» Work instruction
Copy each line of the records that includes "save".

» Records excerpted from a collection

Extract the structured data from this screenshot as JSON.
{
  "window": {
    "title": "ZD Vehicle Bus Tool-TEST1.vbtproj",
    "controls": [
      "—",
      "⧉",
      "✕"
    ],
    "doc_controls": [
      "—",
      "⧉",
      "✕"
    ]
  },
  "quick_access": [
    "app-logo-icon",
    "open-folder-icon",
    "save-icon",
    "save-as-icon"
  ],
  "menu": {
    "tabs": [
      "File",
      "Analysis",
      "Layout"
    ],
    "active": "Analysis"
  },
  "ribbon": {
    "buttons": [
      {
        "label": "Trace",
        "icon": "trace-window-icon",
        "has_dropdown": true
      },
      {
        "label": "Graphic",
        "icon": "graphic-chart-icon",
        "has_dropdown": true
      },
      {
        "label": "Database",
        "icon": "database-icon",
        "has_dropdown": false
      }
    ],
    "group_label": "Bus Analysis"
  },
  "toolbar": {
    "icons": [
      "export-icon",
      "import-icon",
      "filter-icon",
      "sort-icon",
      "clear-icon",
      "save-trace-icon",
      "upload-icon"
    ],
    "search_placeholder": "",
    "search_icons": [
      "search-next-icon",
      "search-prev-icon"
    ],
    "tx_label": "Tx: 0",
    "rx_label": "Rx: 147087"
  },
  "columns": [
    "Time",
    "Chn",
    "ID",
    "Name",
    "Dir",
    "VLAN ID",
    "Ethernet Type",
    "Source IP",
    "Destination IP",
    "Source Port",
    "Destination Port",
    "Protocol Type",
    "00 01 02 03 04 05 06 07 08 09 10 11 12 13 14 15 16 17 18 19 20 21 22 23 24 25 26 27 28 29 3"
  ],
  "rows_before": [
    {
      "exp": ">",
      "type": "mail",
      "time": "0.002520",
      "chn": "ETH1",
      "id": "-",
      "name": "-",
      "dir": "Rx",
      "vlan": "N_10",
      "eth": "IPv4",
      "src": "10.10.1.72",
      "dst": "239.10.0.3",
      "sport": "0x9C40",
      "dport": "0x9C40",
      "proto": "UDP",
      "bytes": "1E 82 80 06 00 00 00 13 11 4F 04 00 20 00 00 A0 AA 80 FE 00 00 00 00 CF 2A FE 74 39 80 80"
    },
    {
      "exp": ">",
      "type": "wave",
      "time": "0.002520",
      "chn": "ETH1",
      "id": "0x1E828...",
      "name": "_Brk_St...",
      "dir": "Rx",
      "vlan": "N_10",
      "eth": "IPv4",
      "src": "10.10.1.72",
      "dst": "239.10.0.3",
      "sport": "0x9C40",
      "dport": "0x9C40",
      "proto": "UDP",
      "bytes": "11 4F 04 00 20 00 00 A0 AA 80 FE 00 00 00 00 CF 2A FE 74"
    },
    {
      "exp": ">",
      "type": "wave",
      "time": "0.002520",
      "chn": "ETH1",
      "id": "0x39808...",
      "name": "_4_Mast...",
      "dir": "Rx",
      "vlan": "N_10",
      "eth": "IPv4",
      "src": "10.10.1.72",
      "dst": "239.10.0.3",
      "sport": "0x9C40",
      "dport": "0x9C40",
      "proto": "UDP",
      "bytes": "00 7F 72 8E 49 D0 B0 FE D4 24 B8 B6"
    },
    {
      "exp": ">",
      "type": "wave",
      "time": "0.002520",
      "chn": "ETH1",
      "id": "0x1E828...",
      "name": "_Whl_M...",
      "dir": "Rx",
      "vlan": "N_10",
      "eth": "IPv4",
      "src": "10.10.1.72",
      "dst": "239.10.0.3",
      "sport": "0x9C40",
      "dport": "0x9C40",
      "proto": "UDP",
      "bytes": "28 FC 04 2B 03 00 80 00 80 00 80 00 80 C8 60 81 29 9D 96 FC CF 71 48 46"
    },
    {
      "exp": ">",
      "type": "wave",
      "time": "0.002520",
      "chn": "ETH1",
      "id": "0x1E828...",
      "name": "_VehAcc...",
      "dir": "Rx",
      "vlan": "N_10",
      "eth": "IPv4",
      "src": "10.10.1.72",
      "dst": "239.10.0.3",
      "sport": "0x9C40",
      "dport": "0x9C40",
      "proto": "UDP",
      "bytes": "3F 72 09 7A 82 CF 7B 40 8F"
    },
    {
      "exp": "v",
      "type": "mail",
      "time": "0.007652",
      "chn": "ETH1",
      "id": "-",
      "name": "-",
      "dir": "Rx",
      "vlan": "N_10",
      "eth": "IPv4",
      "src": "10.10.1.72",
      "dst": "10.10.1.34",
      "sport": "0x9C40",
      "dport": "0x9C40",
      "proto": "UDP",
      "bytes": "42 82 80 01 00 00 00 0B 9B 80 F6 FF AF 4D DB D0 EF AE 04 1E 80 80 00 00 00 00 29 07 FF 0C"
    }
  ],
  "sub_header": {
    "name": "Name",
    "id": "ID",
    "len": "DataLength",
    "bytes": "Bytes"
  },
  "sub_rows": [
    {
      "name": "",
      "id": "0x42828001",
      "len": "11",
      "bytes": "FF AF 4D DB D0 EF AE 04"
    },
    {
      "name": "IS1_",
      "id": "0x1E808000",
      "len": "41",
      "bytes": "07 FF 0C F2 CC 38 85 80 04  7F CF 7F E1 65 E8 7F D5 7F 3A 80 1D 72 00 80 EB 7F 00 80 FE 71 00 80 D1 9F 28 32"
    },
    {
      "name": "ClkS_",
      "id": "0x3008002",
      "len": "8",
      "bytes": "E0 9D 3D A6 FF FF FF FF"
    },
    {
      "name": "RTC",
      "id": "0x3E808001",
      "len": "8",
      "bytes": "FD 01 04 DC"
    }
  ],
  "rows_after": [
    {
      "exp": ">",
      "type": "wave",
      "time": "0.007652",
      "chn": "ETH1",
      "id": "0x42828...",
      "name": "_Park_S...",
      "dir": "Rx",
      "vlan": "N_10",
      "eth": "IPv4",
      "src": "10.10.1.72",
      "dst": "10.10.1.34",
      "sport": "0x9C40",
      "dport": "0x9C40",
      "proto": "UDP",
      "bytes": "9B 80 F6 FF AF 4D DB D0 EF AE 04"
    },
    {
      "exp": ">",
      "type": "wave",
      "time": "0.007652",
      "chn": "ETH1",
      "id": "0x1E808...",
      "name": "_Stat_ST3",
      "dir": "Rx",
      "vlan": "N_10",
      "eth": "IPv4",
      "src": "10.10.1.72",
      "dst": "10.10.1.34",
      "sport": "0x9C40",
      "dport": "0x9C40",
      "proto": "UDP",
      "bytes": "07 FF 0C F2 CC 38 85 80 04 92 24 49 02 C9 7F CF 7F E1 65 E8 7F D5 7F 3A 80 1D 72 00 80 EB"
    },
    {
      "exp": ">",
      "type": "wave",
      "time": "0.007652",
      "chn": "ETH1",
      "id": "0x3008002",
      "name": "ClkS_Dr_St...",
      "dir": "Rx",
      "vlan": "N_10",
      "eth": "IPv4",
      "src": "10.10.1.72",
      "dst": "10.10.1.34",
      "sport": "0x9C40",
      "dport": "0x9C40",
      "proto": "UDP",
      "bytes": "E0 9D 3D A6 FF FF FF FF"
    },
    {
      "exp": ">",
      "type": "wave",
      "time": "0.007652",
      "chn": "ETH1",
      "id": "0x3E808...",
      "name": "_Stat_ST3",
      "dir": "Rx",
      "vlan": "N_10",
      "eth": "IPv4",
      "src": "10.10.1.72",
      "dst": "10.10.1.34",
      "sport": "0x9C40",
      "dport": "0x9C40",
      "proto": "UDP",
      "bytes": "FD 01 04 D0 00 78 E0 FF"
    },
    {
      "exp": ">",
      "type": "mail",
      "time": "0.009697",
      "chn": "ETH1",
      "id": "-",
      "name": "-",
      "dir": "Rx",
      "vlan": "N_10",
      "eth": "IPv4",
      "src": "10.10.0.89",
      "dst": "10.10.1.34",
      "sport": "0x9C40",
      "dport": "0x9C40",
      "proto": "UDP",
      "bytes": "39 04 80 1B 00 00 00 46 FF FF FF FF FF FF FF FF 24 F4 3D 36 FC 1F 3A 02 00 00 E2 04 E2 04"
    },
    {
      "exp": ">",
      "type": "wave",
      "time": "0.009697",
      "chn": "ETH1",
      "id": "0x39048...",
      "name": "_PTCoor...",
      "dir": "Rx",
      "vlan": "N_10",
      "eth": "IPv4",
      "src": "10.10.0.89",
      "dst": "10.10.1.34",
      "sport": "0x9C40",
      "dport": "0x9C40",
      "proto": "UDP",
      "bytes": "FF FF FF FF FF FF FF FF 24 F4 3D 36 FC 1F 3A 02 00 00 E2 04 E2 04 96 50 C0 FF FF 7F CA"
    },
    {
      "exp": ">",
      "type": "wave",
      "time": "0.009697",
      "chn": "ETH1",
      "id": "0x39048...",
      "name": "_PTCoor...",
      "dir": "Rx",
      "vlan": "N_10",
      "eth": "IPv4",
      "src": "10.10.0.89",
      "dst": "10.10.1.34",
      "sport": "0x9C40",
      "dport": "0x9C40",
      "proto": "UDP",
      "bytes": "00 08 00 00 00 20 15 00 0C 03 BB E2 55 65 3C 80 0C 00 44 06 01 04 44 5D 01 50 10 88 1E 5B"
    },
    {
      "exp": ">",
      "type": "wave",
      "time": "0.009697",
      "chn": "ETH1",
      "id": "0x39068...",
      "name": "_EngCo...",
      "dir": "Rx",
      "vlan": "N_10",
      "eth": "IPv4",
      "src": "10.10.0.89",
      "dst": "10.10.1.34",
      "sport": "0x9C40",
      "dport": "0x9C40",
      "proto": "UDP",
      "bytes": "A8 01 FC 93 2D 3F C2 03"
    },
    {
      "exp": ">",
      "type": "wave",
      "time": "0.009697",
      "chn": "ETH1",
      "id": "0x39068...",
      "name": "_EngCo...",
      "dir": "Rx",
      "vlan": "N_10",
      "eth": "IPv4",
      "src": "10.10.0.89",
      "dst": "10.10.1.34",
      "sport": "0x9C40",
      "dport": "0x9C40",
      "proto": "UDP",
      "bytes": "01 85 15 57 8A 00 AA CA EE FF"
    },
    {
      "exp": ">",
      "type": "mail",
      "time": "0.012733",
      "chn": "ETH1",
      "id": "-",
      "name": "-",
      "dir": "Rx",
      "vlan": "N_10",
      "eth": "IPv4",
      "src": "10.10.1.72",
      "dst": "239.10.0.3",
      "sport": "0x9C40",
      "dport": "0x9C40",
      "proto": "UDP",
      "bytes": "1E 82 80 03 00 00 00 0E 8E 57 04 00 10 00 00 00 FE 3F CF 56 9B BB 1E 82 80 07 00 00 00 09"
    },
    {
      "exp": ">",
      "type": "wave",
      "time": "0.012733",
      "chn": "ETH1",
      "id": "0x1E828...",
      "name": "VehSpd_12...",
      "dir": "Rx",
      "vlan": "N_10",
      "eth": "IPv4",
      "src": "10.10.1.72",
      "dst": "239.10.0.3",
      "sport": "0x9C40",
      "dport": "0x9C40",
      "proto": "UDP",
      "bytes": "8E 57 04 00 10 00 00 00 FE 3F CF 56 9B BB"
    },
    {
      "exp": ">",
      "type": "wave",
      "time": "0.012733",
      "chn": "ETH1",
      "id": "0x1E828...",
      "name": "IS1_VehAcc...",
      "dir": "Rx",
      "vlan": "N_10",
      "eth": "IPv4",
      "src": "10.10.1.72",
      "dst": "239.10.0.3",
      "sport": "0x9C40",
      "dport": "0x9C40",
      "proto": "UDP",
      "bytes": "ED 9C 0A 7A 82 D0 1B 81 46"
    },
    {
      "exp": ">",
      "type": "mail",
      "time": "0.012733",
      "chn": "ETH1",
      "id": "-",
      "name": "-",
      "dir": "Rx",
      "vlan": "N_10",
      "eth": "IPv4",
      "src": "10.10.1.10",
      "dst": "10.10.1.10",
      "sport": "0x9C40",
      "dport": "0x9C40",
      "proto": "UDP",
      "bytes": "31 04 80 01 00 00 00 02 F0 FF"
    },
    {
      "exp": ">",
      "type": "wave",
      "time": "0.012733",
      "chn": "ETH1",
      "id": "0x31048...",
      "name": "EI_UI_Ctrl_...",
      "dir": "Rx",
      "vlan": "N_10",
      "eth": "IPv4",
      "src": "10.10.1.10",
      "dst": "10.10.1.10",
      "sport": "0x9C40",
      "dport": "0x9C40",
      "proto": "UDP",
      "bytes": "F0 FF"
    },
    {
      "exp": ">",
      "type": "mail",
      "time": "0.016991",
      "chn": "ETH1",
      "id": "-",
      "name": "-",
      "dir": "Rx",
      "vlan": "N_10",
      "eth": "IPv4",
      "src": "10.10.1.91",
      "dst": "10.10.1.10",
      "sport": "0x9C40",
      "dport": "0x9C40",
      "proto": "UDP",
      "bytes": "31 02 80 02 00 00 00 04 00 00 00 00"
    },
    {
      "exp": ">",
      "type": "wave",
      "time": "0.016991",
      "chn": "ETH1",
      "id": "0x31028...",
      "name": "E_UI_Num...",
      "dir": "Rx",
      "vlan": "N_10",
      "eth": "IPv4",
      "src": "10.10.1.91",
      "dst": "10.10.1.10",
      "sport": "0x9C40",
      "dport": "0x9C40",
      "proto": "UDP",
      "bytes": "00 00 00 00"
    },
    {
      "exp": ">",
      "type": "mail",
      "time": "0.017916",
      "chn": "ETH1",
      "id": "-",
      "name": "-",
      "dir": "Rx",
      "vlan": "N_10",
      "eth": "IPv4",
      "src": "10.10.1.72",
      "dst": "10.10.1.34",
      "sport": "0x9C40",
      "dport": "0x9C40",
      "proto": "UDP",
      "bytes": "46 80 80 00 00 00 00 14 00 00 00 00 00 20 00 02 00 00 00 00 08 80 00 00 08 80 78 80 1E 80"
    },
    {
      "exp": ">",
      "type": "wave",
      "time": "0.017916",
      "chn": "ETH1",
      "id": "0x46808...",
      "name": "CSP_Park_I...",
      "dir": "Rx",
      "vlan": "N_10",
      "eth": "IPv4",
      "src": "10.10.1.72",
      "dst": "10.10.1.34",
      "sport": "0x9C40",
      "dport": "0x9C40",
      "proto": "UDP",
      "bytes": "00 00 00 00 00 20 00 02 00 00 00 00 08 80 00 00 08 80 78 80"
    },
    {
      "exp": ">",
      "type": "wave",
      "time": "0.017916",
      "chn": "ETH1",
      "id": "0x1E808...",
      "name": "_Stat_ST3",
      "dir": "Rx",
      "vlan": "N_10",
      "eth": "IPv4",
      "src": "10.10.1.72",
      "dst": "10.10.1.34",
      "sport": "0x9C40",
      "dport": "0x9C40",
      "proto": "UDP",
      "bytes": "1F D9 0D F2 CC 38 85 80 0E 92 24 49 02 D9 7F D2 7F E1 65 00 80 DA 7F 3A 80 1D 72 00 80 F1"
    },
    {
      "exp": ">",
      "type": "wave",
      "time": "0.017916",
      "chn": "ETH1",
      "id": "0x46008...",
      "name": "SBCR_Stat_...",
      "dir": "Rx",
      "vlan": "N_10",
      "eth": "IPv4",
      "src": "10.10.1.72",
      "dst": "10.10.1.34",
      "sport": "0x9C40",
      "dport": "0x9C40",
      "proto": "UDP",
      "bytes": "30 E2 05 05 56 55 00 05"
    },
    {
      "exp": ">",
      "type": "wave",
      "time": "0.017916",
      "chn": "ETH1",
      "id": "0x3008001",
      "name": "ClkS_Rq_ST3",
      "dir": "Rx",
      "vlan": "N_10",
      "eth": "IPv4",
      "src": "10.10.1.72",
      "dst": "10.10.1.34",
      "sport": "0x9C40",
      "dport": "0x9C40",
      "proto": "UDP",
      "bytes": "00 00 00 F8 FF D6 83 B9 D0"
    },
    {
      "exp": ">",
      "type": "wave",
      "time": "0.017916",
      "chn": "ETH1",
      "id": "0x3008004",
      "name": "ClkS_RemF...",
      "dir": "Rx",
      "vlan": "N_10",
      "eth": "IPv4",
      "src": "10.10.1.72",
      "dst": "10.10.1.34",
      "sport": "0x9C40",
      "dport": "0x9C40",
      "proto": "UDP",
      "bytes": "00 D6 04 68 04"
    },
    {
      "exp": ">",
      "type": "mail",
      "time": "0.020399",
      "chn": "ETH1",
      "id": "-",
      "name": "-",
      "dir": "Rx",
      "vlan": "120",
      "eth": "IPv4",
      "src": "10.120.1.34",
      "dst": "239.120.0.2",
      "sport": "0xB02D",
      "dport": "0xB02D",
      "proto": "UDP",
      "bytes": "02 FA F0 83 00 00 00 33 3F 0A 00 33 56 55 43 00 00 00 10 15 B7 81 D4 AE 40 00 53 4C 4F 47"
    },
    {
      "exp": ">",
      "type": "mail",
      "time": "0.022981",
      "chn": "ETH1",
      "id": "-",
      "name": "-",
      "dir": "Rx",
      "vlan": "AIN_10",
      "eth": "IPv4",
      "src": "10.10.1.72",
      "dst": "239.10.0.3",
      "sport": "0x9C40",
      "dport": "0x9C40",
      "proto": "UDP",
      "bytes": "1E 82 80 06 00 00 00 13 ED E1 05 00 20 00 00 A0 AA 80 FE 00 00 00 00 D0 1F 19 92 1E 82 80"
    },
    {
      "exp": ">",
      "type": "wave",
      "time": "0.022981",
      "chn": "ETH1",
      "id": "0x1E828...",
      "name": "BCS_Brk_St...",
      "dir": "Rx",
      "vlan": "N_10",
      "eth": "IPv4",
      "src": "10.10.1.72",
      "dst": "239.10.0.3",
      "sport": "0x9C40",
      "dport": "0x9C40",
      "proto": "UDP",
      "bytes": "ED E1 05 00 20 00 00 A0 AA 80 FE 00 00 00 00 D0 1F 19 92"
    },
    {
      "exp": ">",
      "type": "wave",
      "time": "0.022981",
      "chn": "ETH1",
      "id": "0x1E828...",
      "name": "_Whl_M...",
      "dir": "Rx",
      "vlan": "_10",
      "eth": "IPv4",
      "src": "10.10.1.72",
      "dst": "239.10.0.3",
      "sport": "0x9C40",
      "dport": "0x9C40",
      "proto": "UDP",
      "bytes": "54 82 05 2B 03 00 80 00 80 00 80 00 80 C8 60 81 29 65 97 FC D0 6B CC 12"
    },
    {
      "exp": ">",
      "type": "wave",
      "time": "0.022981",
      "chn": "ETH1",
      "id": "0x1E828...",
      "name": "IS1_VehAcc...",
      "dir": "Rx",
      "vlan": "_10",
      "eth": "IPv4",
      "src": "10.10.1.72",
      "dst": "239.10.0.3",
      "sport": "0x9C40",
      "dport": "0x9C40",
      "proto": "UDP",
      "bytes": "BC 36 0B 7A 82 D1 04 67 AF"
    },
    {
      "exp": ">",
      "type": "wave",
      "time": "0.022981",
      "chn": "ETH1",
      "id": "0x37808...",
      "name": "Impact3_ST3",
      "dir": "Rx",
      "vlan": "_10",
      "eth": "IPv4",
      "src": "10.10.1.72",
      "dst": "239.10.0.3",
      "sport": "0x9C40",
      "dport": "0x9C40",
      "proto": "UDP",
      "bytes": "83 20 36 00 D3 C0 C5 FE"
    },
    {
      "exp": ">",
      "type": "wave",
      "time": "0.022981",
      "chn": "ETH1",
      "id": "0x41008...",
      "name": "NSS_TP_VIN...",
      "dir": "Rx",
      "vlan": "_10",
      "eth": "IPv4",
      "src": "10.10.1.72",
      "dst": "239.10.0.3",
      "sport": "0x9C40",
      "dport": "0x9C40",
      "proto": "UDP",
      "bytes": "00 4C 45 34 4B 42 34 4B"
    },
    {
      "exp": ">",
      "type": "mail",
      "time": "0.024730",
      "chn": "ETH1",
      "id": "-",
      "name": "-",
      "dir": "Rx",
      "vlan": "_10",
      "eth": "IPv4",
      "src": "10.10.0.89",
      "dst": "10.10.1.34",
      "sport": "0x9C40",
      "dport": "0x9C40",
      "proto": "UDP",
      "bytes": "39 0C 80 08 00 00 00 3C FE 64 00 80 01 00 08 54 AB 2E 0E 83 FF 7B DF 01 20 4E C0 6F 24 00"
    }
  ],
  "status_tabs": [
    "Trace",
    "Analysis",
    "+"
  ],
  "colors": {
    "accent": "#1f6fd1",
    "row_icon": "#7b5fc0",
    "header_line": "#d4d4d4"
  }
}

» Response area
    "save-icon",
    "save-as-icon"
      "save-trace-icon",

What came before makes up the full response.